We designed this Vevan plant-based cheese brand to stand out in every way!
Why does plant-based messaging matter?
Plant-based callouts and messaging on your food packaging can not only help in connecting with specific consumer audiences, but it also can convey that your brand is focused on health and the environment. Plant-based products may be generally perceived as being healthier or good-for-you due to the relevant information consumers hear about or read in the news and latest articles.
What should the design look like for a plant-based food product?
There is no one way a plant-based product should look. Traditionally the approach may have been to design the packaging to look natural, green or leafy. While this can help in certain cases (such as a plant-based callout mentioned above), it’s generally not a good idea to design packaging to what is “expected.” That is a sure-fire way for a product to blend in with the category!
What makes a good packaging design? What’s most important is to have a strong design that stands out and is appropriate for the brand and product. This applies to any food branding, not just plant-based food branding. It can take bravery to make a bold move with a stand-out design, but the payoff can be huge if it’s done in a strategic and calculated manner.
Ultimately more and more consumers are eschewing dieting trends and instead listening to their bodies. We are finding power in being in tune with our bodies. There is power in listening to what our bodies need, not just in terms of food but in terms of overall health and wellness. That can play a huge role in boosting the immune system as well. This notion of listening to our bodies can work well for plant-based foods in appealing to anyone, and not just specific groups, or having to commit to a certain eating style that feels too restrictive.
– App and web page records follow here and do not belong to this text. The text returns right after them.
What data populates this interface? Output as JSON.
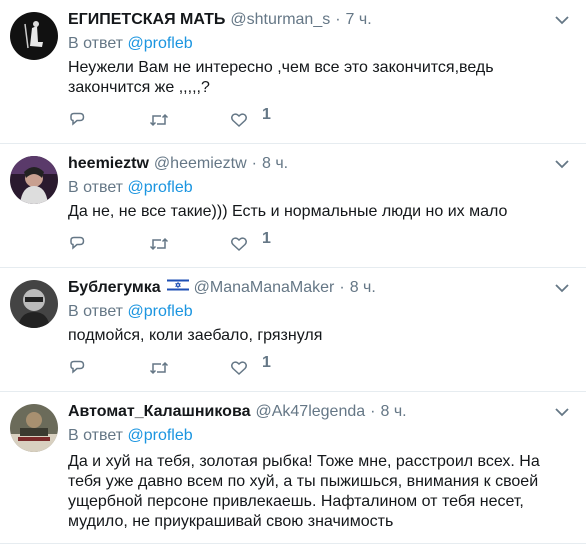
{
  "reply_prefix": "В ответ",
  "tweets": [
    {
      "name": "ЕГИПЕТСКАЯ МАТЬ",
      "handle": "@shturman_s",
      "time": "7 ч.",
      "reply_to": "@profleb",
      "text": "Неужели Вам не интересно ,чем все это закончится,ведь закончится же ,,,,,?",
      "likes": "1"
    },
    {
      "name": "heemieztw",
      "handle": "@heemieztw",
      "time": "8 ч.",
      "reply_to": "@profleb",
      "text": "Да не, не все такие))) Есть и нормальные люди но их мало",
      "likes": "1"
    },
    {
      "name": "Бублегумка",
      "handle": "@ManaManaMaker",
      "time": "8 ч.",
      "reply_to": "@profleb",
      "text": "подмойся, коли заебало, грязнуля",
      "likes": "1",
      "flag": "israel-flag-icon"
    },
    {
      "name": "Автомат_Калашникова",
      "handle": "@Ak47legenda",
      "time": "8 ч.",
      "reply_to": "@profleb",
      "text": "Да и хуй на тебя, золотая рыбка! Тоже мне, расстроил всех. На тебя уже давно всем по хуй, а ты пыжишься, внимания к своей ущербной персоне привлекаешь. Нафталином от тебя несет, мудило, не приукрашивай свою значимость"
    }
  ],
  "colors": {
    "link": "#1b95e0",
    "secondary": "#657786",
    "divider": "#e6ecf0"
  },
  "icons": [
    "reply-icon",
    "retweet-icon",
    "like-icon",
    "chevron-down-icon"
  ]
}
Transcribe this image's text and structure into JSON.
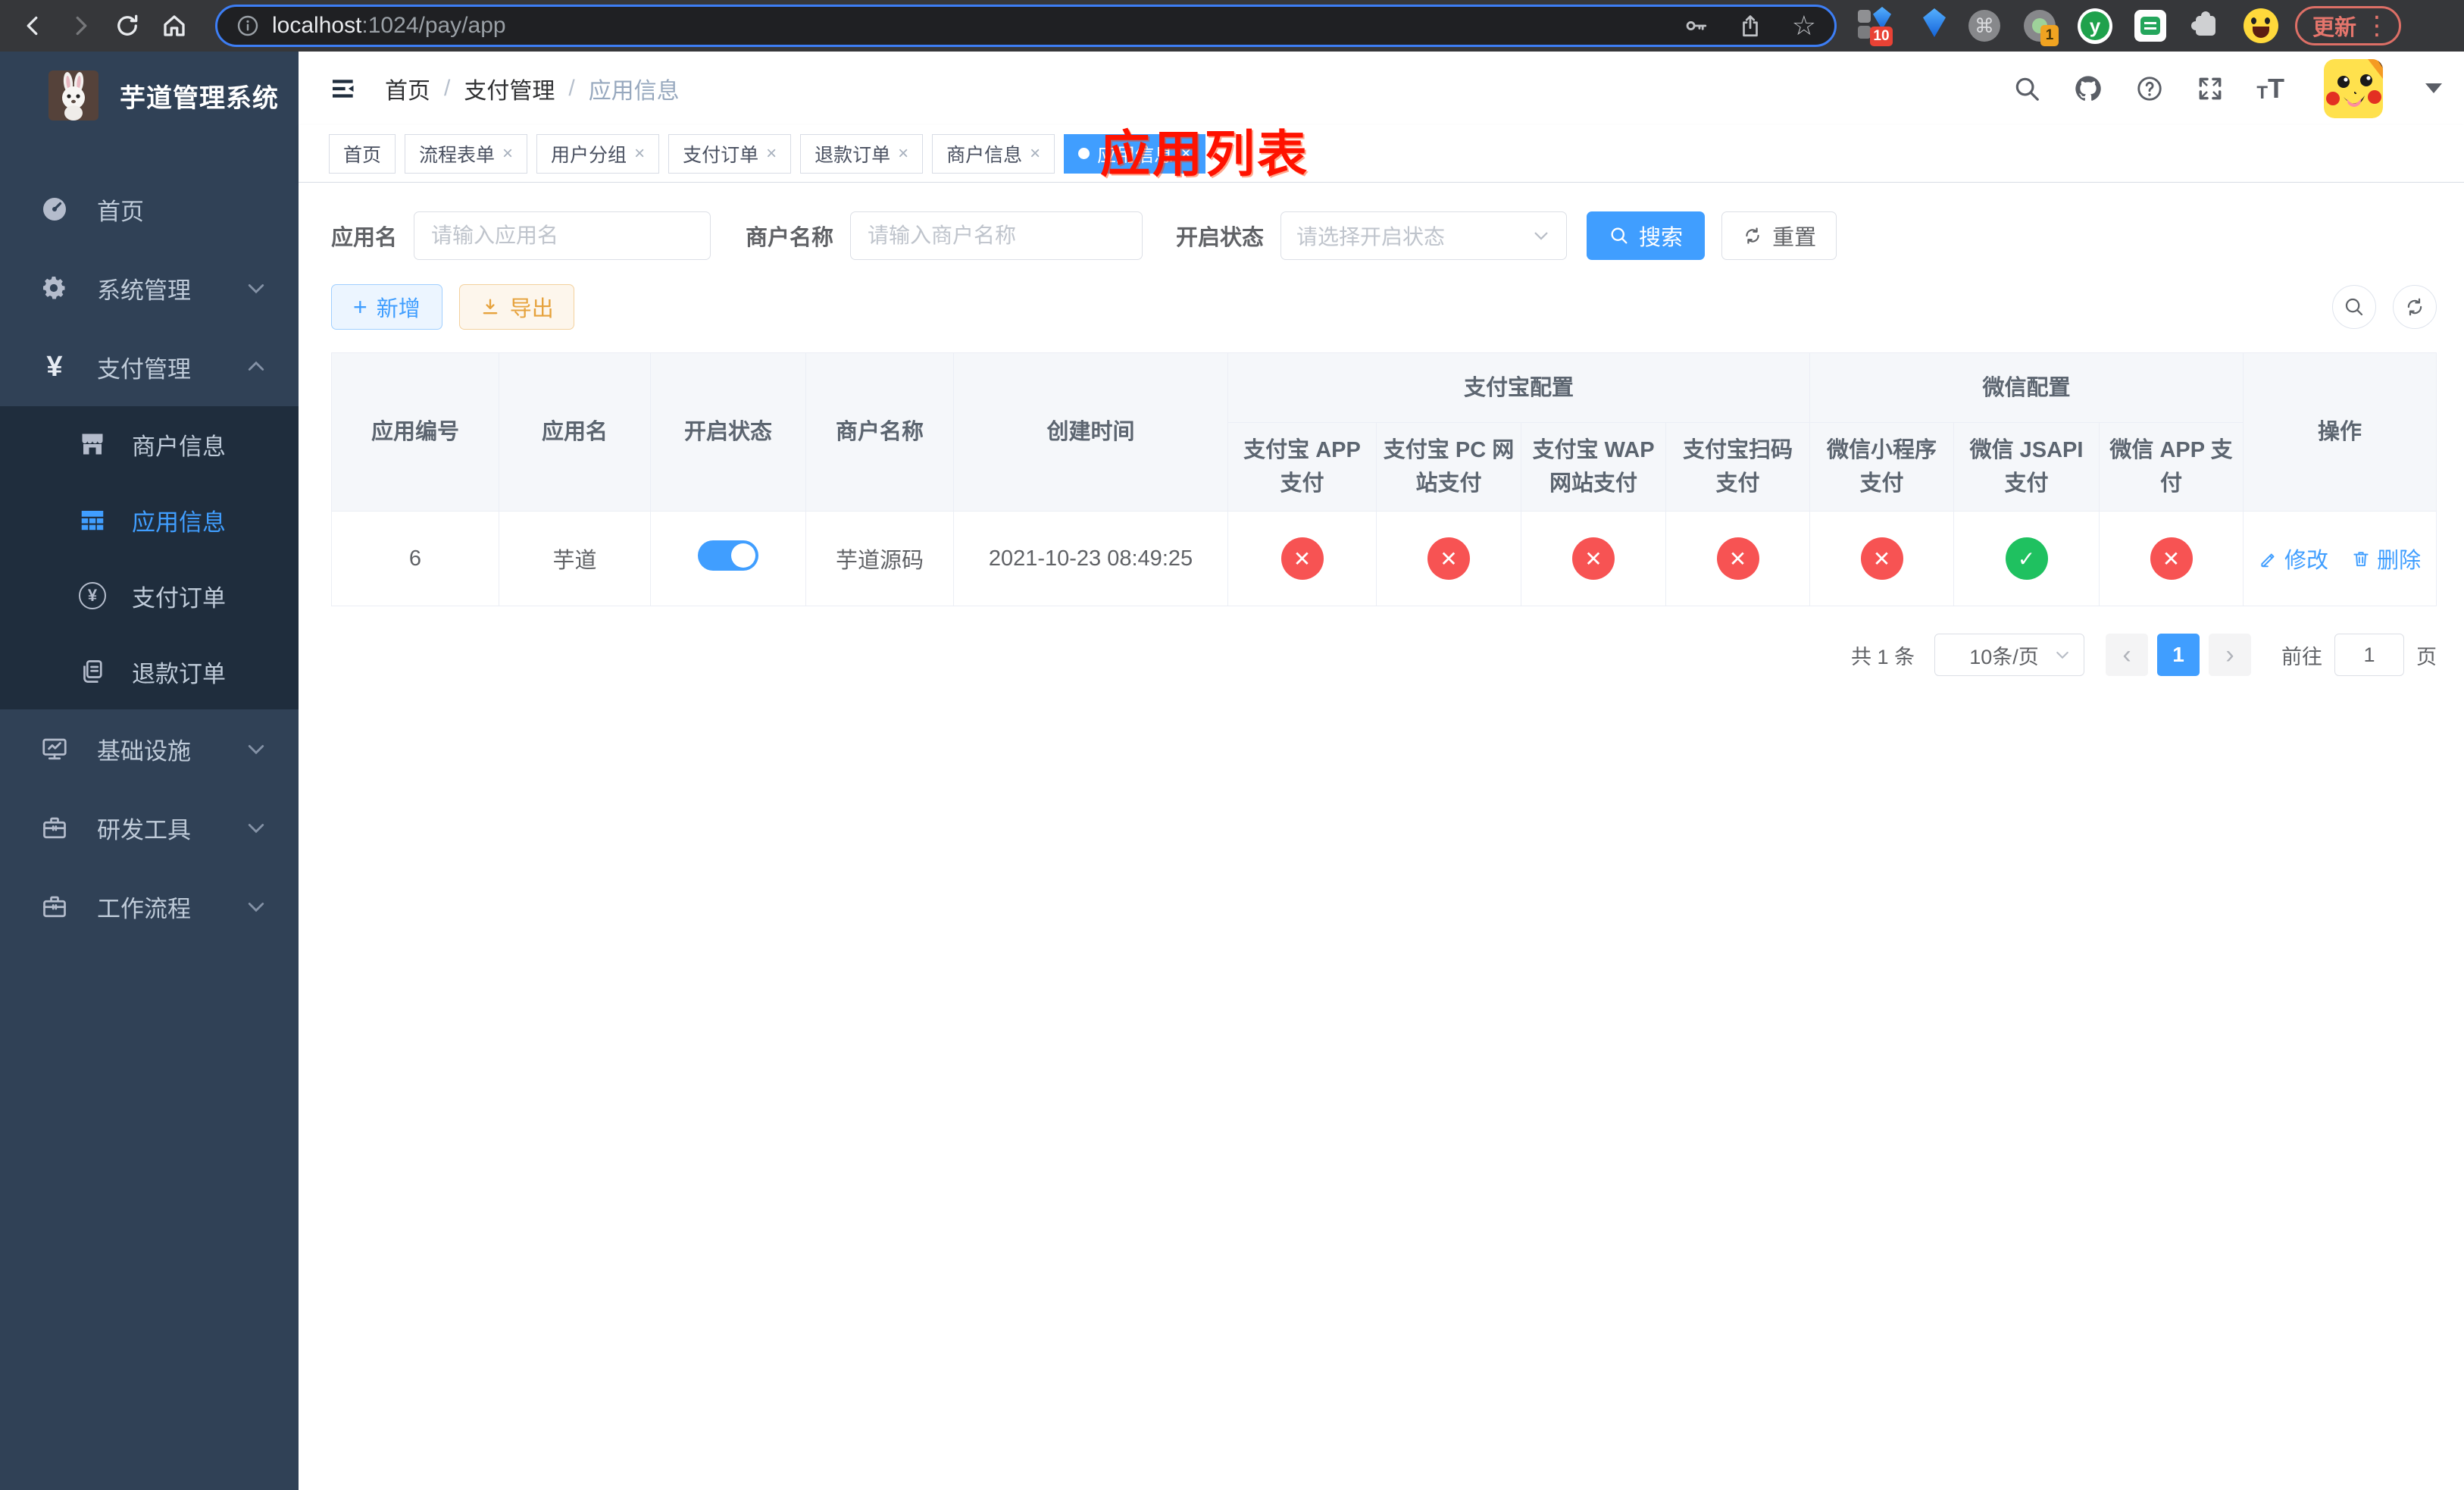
{
  "browser": {
    "url_host": "localhost",
    "url_path": ":1024/pay/app",
    "update_label": "更新",
    "badge_ten": "10",
    "badge_one": "1",
    "ext_y_label": "y"
  },
  "icons": {
    "command": "⌘",
    "star": "☆",
    "more_vert": "⋮",
    "yen": "¥",
    "close": "×",
    "prev": "‹",
    "next": "›",
    "plus": "+",
    "t_small": "T",
    "t_large": "T"
  },
  "sidebar": {
    "logo_title": "芋道管理系统",
    "home": "首页",
    "system": "系统管理",
    "payment": "支付管理",
    "merchant": "商户信息",
    "app_info": "应用信息",
    "pay_order": "支付订单",
    "refund_order": "退款订单",
    "infra": "基础设施",
    "devtools": "研发工具",
    "workflow": "工作流程"
  },
  "breadcrumb": {
    "home": "首页",
    "section": "支付管理",
    "current": "应用信息",
    "separator": "/"
  },
  "overlay_title": "应用列表",
  "tabs": [
    {
      "label": "首页",
      "closable": false,
      "active": false
    },
    {
      "label": "流程表单",
      "closable": true,
      "active": false
    },
    {
      "label": "用户分组",
      "closable": true,
      "active": false
    },
    {
      "label": "支付订单",
      "closable": true,
      "active": false
    },
    {
      "label": "退款订单",
      "closable": true,
      "active": false
    },
    {
      "label": "商户信息",
      "closable": true,
      "active": false
    },
    {
      "label": "应用信息",
      "closable": true,
      "active": true
    }
  ],
  "filters": {
    "app_name": {
      "label": "应用名",
      "placeholder": "请输入应用名",
      "value": ""
    },
    "merchant": {
      "label": "商户名称",
      "placeholder": "请输入商户名称",
      "value": ""
    },
    "status": {
      "label": "开启状态",
      "placeholder": "请选择开启状态"
    },
    "search_label": "搜索",
    "reset_label": "重置"
  },
  "toolbar": {
    "add_label": "新增",
    "export_label": "导出"
  },
  "table": {
    "groups": {
      "alipay": "支付宝配置",
      "wechat": "微信配置"
    },
    "columns": [
      "应用编号",
      "应用名",
      "开启状态",
      "商户名称",
      "创建时间",
      "支付宝 APP 支付",
      "支付宝 PC 网站支付",
      "支付宝 WAP 网站支付",
      "支付宝扫码支付",
      "微信小程序支付",
      "微信 JSAPI 支付",
      "微信 APP 支付",
      "操作"
    ],
    "status_glyphs": {
      "cross": "✕",
      "check": "✓"
    },
    "row": {
      "id": "6",
      "name": "芋道",
      "enabled": true,
      "merchant": "芋道源码",
      "created": "2021-10-23 08:49:25",
      "channel_status": [
        "cross",
        "cross",
        "cross",
        "cross",
        "cross",
        "check",
        "cross"
      ],
      "edit_label": "修改",
      "delete_label": "删除"
    }
  },
  "pagination": {
    "total": "共 1 条",
    "page_size": "10条/页",
    "page": "1",
    "goto_label": "前往",
    "goto_value": "1",
    "unit_label": "页"
  }
}
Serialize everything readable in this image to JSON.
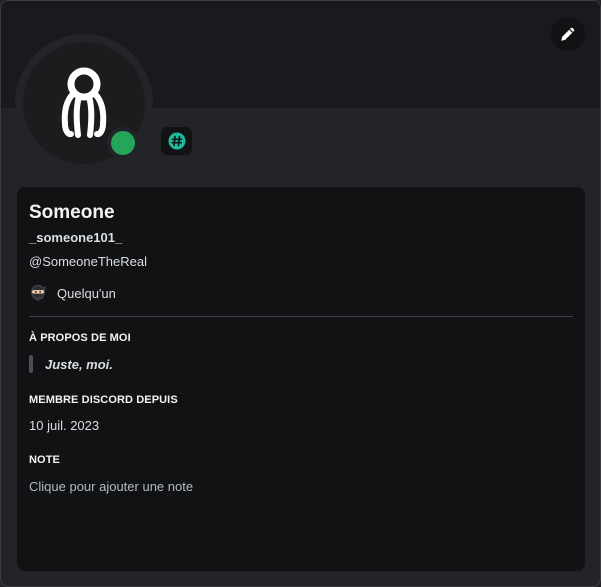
{
  "profile": {
    "display_name": "Someone",
    "username": "_someone101_",
    "pronouns": "@SomeoneTheReal",
    "custom_status": "Quelqu'un",
    "status": "online",
    "status_color": "#23a55a"
  },
  "about": {
    "title": "À PROPOS DE MOI",
    "text": "Juste, moi."
  },
  "member_since": {
    "title": "MEMBRE DISCORD DEPUIS",
    "date": "10 juil. 2023"
  },
  "note": {
    "title": "NOTE",
    "placeholder": "Clique pour ajouter une note"
  },
  "icons": {
    "edit": "pencil-icon",
    "badge": "hashtag-badge-icon",
    "status_emoji": "ninja-emoji-icon"
  },
  "colors": {
    "background": "#232428",
    "banner": "#1a1a1e",
    "inner_panel": "#111214",
    "badge_accent": "#1abc9c"
  }
}
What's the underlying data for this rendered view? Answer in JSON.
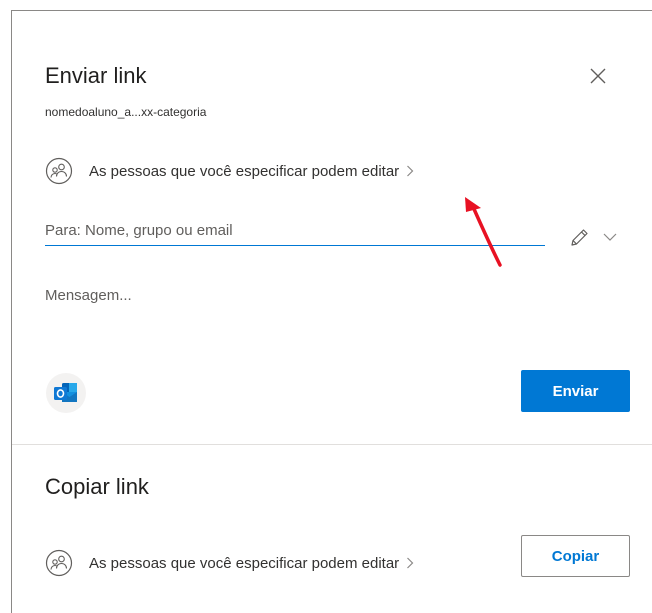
{
  "send_link": {
    "title": "Enviar link",
    "file_name": "nomedoaluno_a...xx-categoria",
    "permission_text": "As pessoas que você especificar podem editar",
    "to_placeholder": "Para: Nome, grupo ou email",
    "to_value": "",
    "message_placeholder": "Mensagem...",
    "message_value": "",
    "send_label": "Enviar"
  },
  "copy_link": {
    "title": "Copiar link",
    "permission_text": "As pessoas que você especificar podem editar",
    "copy_label": "Copiar"
  },
  "icons": {
    "close": "close-icon",
    "people": "people-icon",
    "chevron_right": "chevron-right-icon",
    "pencil": "pencil-icon",
    "chevron_down": "chevron-down-icon",
    "outlook": "outlook-icon",
    "annotation_arrow": "red-arrow-annotation"
  },
  "colors": {
    "accent": "#0078d4",
    "annotation": "#e81123",
    "text_primary": "#201f1e",
    "text_secondary": "#605e5c",
    "divider": "#e1dfdd"
  }
}
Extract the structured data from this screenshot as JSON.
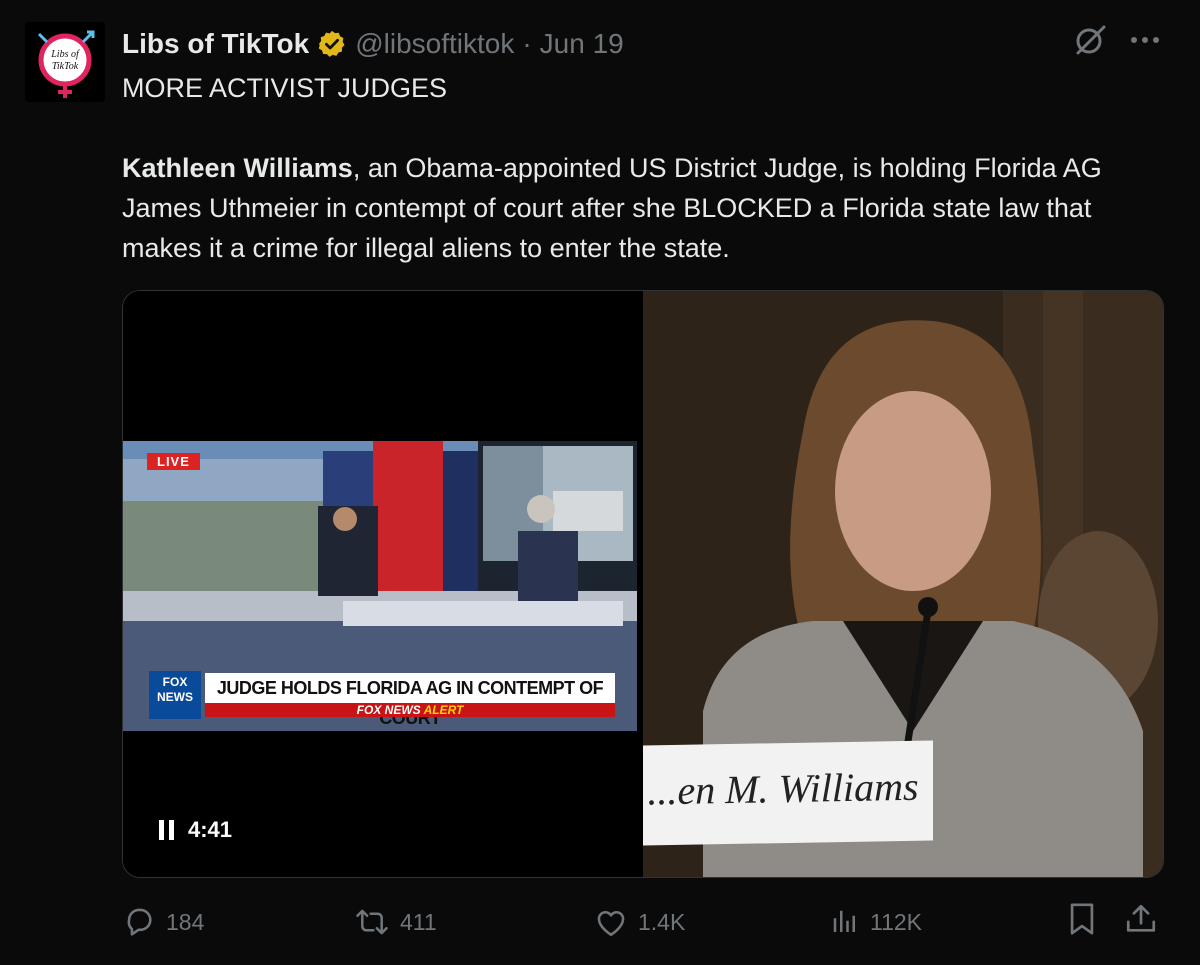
{
  "author": {
    "display_name": "Libs of TikTok",
    "avatar_text": "Libs of TikTok",
    "handle": "@libsoftiktok",
    "separator": "·",
    "date": "Jun 19"
  },
  "tweet": {
    "headline": "MORE ACTIVIST JUDGES",
    "body_name": "Kathleen Williams",
    "body_rest": ", an Obama-appointed US District Judge, is holding Florida AG James Uthmeier in contempt of court after she BLOCKED a Florida state law that makes it a crime for illegal aliens to enter the state."
  },
  "media": {
    "live_badge": "LIVE",
    "network_logo": "FOX NEWS",
    "chyron": "JUDGE HOLDS FLORIDA AG IN CONTEMPT OF COURT",
    "alert_prefix": "FOX NEWS",
    "alert_word": "ALERT",
    "nameplate": "...en M. Williams",
    "duration": "4:41",
    "state": "playing"
  },
  "engagement": {
    "replies": "184",
    "reposts": "411",
    "likes": "1.4K",
    "views": "112K"
  },
  "icons": [
    "verified-badge-icon",
    "grok-icon",
    "more-icon",
    "pause-icon",
    "reply-icon",
    "repost-icon",
    "like-icon",
    "views-icon",
    "bookmark-icon",
    "share-icon"
  ],
  "colors": {
    "background": "#0a0a0a",
    "text": "#e7e9ea",
    "muted": "#71767b",
    "verified": "#e2b719"
  }
}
For me, listening to my body in terms of getting enough rest and sleep is an important intention for this year! Do you have any health and wellness intentions for this year? I’d love to hear about them in the comments below!